A topless selfie cost a middle school teacher her job. She's fighting back citing gender discrimination.

Lauren Miranda, a middle school math teacher, was fired after a shirtless photo she sent to her boyfriend back in 2016 ended up in her student's hands.

Miranda didn't choose to send the photos to her students — or anyone other than her boyfriend at the time. It's quite baffling that the school that employed her felt justified in ending her employment for their distribution.

But the case goes deeper than that. Miranda feels the consequence she endured has more to do with gender discrimination.


She believes if she were a man, her job wouldn't have been in jeopardy. That's why she's refusing to walk away without a fight.

In addition to a $3 million gender discrimination suit — think the unfair double standards women are subjected to related to attire and decency — she's going to do everything she can to bring attention to the way women are regularly victimized by people on the internet sharing their photos without consent.

"How do girls feel when this happens to them?" Miranda told VICE News. "Their photo gets shared without their permission or consent. And what do we say to them?: Crawl in a hole, quit going to school...?”

​​Cyber security and online privacy have been hot topics since the beginning of the internet. In the last few years, however, the discussion has gotten a lot more complicated, especially with regard to sharing personal photos.​​

A wide range of arguments have been made for who owns photos that are put into this public sphere. Everything from hackers to cell phone malfunctions and even a company's right to sell our personal information to 3rd parties keep us from reaching a conclusion. But few aspects of personal data have been as concerning and contested as personal photos containing nudity.

So once again, the public is calling into question the appropriate course of action for victims of non-consenting photo sharing.

Unfortunately, it's just the latest in a long line of photo-sharing incidents that has impacted people — disproportionately women — globally.

In fact, it's impacted developed nations so severely that revenge porn legislation is being put in place. And in some countries like South Korea, photos being shared without women's consent has led to the widespread scrutiny of the entire K pop industry.

And back at Bellport Middle School, many parents and community members are rallying behind Miranda, vocalizing their frustration with the situation. And strangers on social media are echoing their sentiments.

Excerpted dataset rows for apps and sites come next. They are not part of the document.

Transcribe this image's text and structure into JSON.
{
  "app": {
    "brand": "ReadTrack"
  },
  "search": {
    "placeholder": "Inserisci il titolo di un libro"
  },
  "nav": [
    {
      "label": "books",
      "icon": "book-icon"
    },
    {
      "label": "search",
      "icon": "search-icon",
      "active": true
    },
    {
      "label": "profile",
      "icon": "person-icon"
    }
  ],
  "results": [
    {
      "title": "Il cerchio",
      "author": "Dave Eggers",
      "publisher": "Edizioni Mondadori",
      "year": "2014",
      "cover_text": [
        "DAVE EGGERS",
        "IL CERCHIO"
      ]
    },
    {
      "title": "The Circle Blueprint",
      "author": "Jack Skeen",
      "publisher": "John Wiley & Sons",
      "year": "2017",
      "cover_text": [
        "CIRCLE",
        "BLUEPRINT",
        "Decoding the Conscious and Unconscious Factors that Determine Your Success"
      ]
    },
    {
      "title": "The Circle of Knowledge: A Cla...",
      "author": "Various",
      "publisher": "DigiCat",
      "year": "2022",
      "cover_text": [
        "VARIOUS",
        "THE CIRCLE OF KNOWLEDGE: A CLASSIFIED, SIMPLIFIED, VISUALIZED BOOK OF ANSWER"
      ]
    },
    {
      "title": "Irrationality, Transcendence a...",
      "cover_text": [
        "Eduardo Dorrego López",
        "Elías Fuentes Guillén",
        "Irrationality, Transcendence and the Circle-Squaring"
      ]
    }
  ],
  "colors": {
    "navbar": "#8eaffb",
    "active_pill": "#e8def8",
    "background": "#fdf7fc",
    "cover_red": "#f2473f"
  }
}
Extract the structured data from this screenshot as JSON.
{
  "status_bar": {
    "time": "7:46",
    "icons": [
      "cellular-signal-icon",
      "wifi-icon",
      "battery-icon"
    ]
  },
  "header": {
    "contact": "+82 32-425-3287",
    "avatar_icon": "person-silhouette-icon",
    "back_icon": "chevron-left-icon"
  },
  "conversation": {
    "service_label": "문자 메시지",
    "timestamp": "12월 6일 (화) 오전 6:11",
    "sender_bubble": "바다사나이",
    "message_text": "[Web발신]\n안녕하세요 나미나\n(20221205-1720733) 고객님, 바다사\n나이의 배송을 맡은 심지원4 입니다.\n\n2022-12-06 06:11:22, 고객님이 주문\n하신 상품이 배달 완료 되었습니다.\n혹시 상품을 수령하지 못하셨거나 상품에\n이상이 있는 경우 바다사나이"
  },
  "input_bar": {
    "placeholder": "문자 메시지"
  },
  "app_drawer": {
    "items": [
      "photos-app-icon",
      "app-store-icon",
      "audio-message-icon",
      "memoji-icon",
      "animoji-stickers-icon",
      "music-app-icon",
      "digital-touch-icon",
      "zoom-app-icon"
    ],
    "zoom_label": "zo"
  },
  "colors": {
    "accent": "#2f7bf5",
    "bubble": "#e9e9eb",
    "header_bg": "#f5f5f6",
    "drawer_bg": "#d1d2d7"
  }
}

Women's rights activists suggest that we must point out the hypocrisy of this situation. Standards of purity and conduct are often enforced much more strongly with women than men.

In today's world, it is unrealistic to assume that sexting and nude photos won't wind up in the virtual world somehow. It is no one else's right to tell us that we can't or shouldn't share images of our bodies with others. However, that doesn't mean we should be powerless to stop them from impacting our lives in a negative way if they are somehow shared without our consent.

Instead of focusing on whether or not images should be shared, because we know they will, we need to put forth more effort into deciding the consequences when someone's images are shared without permission.​​

via @Todd_Spence / Twitter

Seven years ago, Bill Murray shared a powerful story about the importance of art. The revelation came during a discussion at the National Gallery in London for the release of 2014's "The Monuments Men." The film is about a troop of soldiers on a mission to recover art stolen by the Nazis.

After his first time performing on stage in Chicago, Murray was so upset with himself that he contemplated taking his own life.

"I wasn't very good, and I remember my first experience, I was so bad I just walked out — out onto the street and just started walking," he said.

Keep Reading Show less